  • Holidays are always a time were we get relax from works. Developers who are always busy thinking and working on lot's of code's.
  • WordPress Disaster Week Is Coming So It's Better Not To Work On WordPress Site's And If So Keep An Eye On Security.
Please give it a +1 and also click "Mark As Accepted Solution" if you find it satisfactory. Thanking You With Regards | Harry Parmar

Dave Flanagan & Co. is taking business all year long. We are confident in our ability to schedule work and stick to the timeline. We will be open for business and taking new work every single workday. We will take federal holidays off unless is a problem with someone's website, then we'll fix it. Other than that, it's business as usual. 

Dave Flanagan

We're done Dec. 1 until January 1. Works best.

Short answer?
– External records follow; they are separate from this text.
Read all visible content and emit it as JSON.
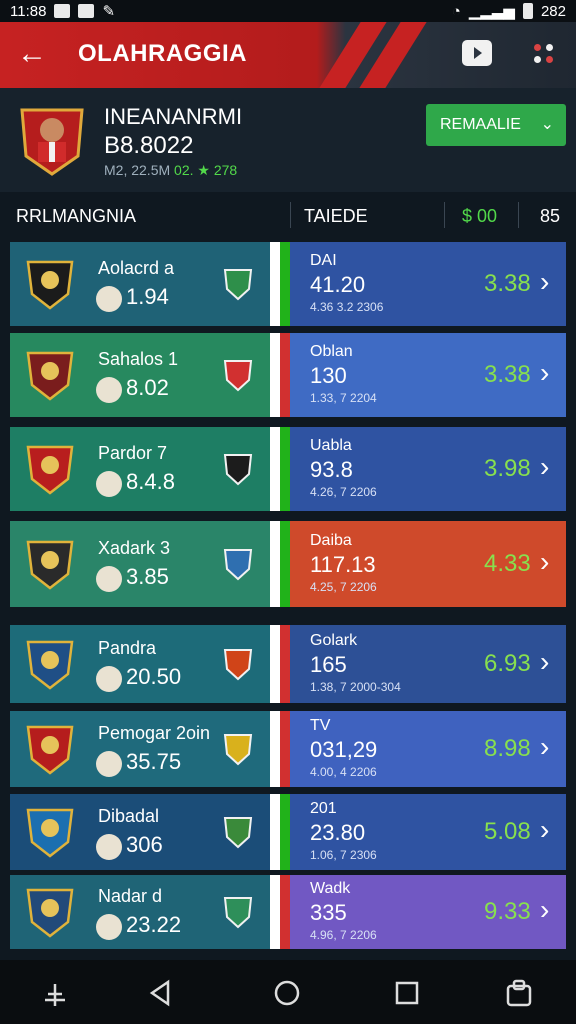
{
  "status": {
    "time": "11:88",
    "battery": "282"
  },
  "appbar": {
    "back_glyph": "←",
    "title": "OLAHRAGGIA"
  },
  "profile": {
    "name": "INEANANRMI",
    "number": "B8.8022",
    "sub_stats": "M2, 22.5M",
    "sub_change": "02. ★ 278",
    "button_label": "REMAALIE",
    "button_glyph": "⌄"
  },
  "columns": {
    "left": "RRLMANGNIA",
    "mid": "TAIEDE",
    "money": "$ 00",
    "last": "85"
  },
  "rows": [
    {
      "name": "Aolacrd a",
      "score": "1.94",
      "right_name": "DAI",
      "right_value": "41.20",
      "right_sub": "4.36 3.2 2306",
      "odds": "3.38"
    },
    {
      "name": "Sahalos 1",
      "score": "8.02",
      "right_name": "Oblan",
      "right_value": "130",
      "right_sub": "1.33, 7 2204",
      "odds": "3.38"
    },
    {
      "name": "Pardor 7",
      "score": "8.4.8",
      "right_name": "Uabla",
      "right_value": "93.8",
      "right_sub": "4.26, 7 2206",
      "odds": "3.98"
    },
    {
      "name": "Xadark 3",
      "score": "3.85",
      "right_name": "Daiba",
      "right_value": "117.13",
      "right_sub": "4.25, 7 2206",
      "odds": "4.33"
    },
    {
      "name": "Pandra",
      "score": "20.50",
      "right_name": "Golark",
      "right_value": "165",
      "right_sub": "1.38, 7 2000-304",
      "odds": "6.93"
    },
    {
      "name": "Pemogar 2oin",
      "score": "35.75",
      "right_name": "TV",
      "right_value": "031,29",
      "right_sub": "4.00, 4 2206",
      "odds": "8.98"
    },
    {
      "name": "Dibadal",
      "score": "306",
      "right_name": "201",
      "right_value": "23.80",
      "right_sub": "1.06, 7 2306",
      "odds": "5.08"
    },
    {
      "name": "Nadar d",
      "score": "23.22",
      "right_name": "Wadk",
      "right_value": "335",
      "right_sub": "4.96, 7 2206",
      "odds": "9.33"
    }
  ],
  "colors": {
    "accent_red": "#c62222",
    "green": "#2fa84a",
    "odds_green": "#88e04e"
  }
}
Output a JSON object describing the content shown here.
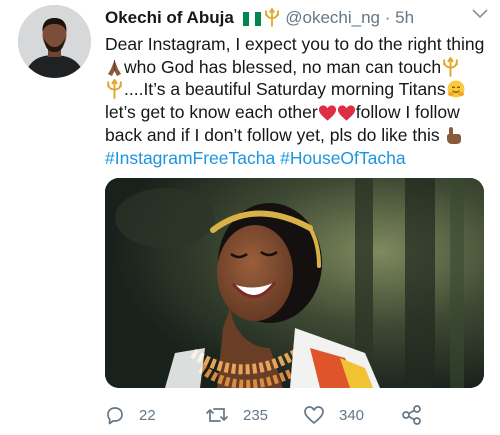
{
  "tweet": {
    "display_name": "Okechi of Abuja",
    "handle": "@okechi_ng",
    "dot": "·",
    "time": "5h",
    "text": {
      "line1": "Dear Instagram, I expect you to do the right thing",
      "line2": "who God has blessed, no man can touch",
      "line3": "....It’s a beautiful Saturday morning Titans",
      "line4": "let’s get to know each other",
      "line4b": "follow I follow",
      "line5": "back and if I don’t follow yet, pls do like this",
      "hashtag1": "#InstagramFreeTacha",
      "hashtag2": "#HouseOfTacha"
    },
    "counts": {
      "replies": "22",
      "retweets": "235",
      "likes": "340"
    }
  },
  "colors": {
    "link": "#1b95e0",
    "secondary_text": "#657786",
    "primary_text": "#14171a"
  },
  "icons": {
    "flag": "nigeria-flag-icon",
    "trident": "trident-icon",
    "prayer": "folded-hands-icon",
    "heart": "red-heart-icon",
    "hug": "hugging-face-icon",
    "point": "pointing-hand-icon",
    "chevron": "chevron-down-icon",
    "reply": "reply-icon",
    "retweet": "retweet-icon",
    "like": "like-icon",
    "share": "share-icon"
  }
}
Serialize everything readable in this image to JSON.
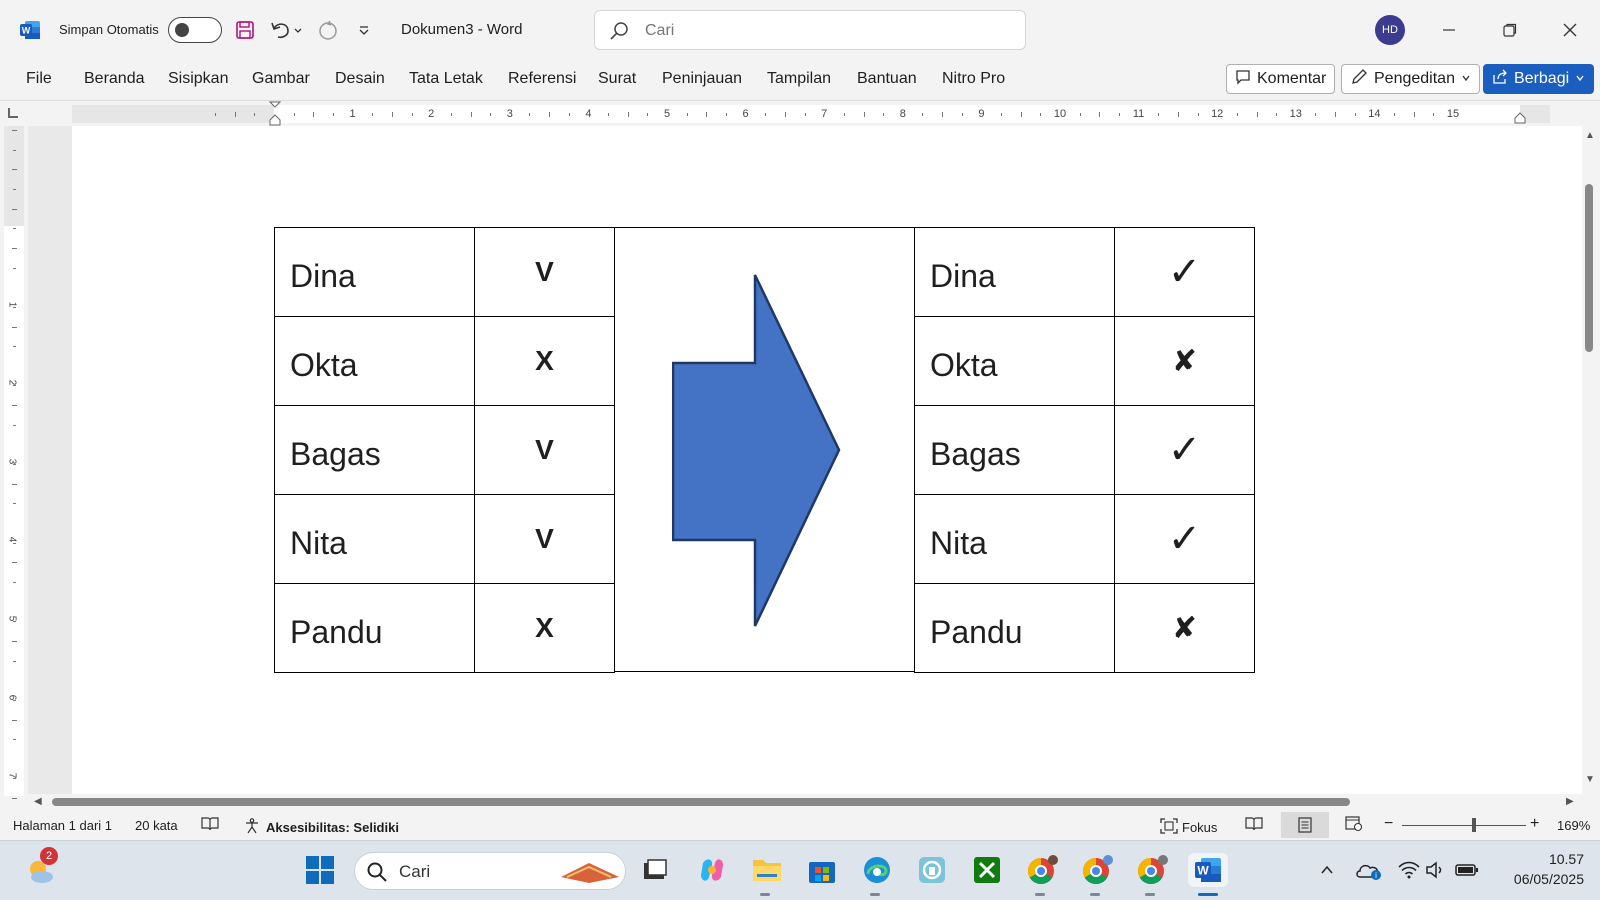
{
  "titlebar": {
    "autosave_label": "Simpan Otomatis",
    "doc_name": "Dokumen3  -  Word",
    "search_placeholder": "Cari",
    "user_initials": "HD"
  },
  "ribbon": {
    "tabs": [
      "File",
      "Beranda",
      "Sisipkan",
      "Gambar",
      "Desain",
      "Tata Letak",
      "Referensi",
      "Surat",
      "Peninjauan",
      "Tampilan",
      "Bantuan",
      "Nitro Pro"
    ],
    "comment_label": "Komentar",
    "editing_label": "Pengeditan",
    "share_label": "Berbagi"
  },
  "ruler": {
    "h_numbers": [
      "1",
      "2",
      "3",
      "4",
      "5",
      "6",
      "7",
      "8",
      "9",
      "10",
      "11",
      "12",
      "13",
      "14",
      "15"
    ],
    "v_numbers": [
      "1",
      "2",
      "3",
      "4",
      "5",
      "6",
      "7"
    ]
  },
  "document": {
    "left_table": [
      {
        "name": "Dina",
        "mark": "V"
      },
      {
        "name": "Okta",
        "mark": "X"
      },
      {
        "name": "Bagas",
        "mark": "V"
      },
      {
        "name": "Nita",
        "mark": "V"
      },
      {
        "name": "Pandu",
        "mark": "X"
      }
    ],
    "right_table": [
      {
        "name": "Dina",
        "mark": "✓"
      },
      {
        "name": "Okta",
        "mark": "✘"
      },
      {
        "name": "Bagas",
        "mark": "✓"
      },
      {
        "name": "Nita",
        "mark": "✓"
      },
      {
        "name": "Pandu",
        "mark": "✘"
      }
    ],
    "arrow_color": "#4472c4",
    "arrow_stroke": "#1f3864"
  },
  "statusbar": {
    "page_info": "Halaman 1 dari 1",
    "word_count": "20 kata",
    "accessibility": "Aksesibilitas: Selidiki",
    "focus_label": "Fokus",
    "zoom_level": "169%"
  },
  "taskbar": {
    "weather_badge": "2",
    "search_label": "Cari",
    "time": "10.57",
    "date": "06/05/2025"
  },
  "colors": {
    "word_blue": "#185abd",
    "share_blue": "#1a5fbf",
    "avatar_bg": "#3b3c8f"
  }
}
No.

A lot of my clients rely on using the quieter time of year to go through new ideas they have. Even if they aren't launching something, I am still happy to consult, as long as it's not on any actual public holidays as I find it to be disrespectful.

 

It really is a case by case basis for everyone. 

New


@Andy wrote:

We've heard from a number of Pros who stop taking new work at the end of October. Are you still looking for new clients, or are you done for the year?



I am in awe at the concept of just deciding to 'stop taking on clients', especially for a two month period!

 

Actually, I find this time of year to easily be the most rewarding!

My experience is that when people are looking for a quick website to be up and running for the start of the new year and now have the funds thanks to their Christmas/holiday bonuses... not only are they swift with payments either upfront or invoiced, but they too are not looking to drag out the process to get the most customization and content that they can squeeze out of me over a long period of time.

Combine that with a huge percentage of all employees takes this time to spend their vacation days... this leaves these site-starting clients without room for complications from other co-workers 'convincing' them the day the invoice is issued they have heard WordPress is slow and now they want another brand new unheard-of publishing platform of sorts (exaggerated example haha)

 

I think my reasoning makes sense, but is there another side to this that I just haven't experienced yet?

 

 

Happy Holidays!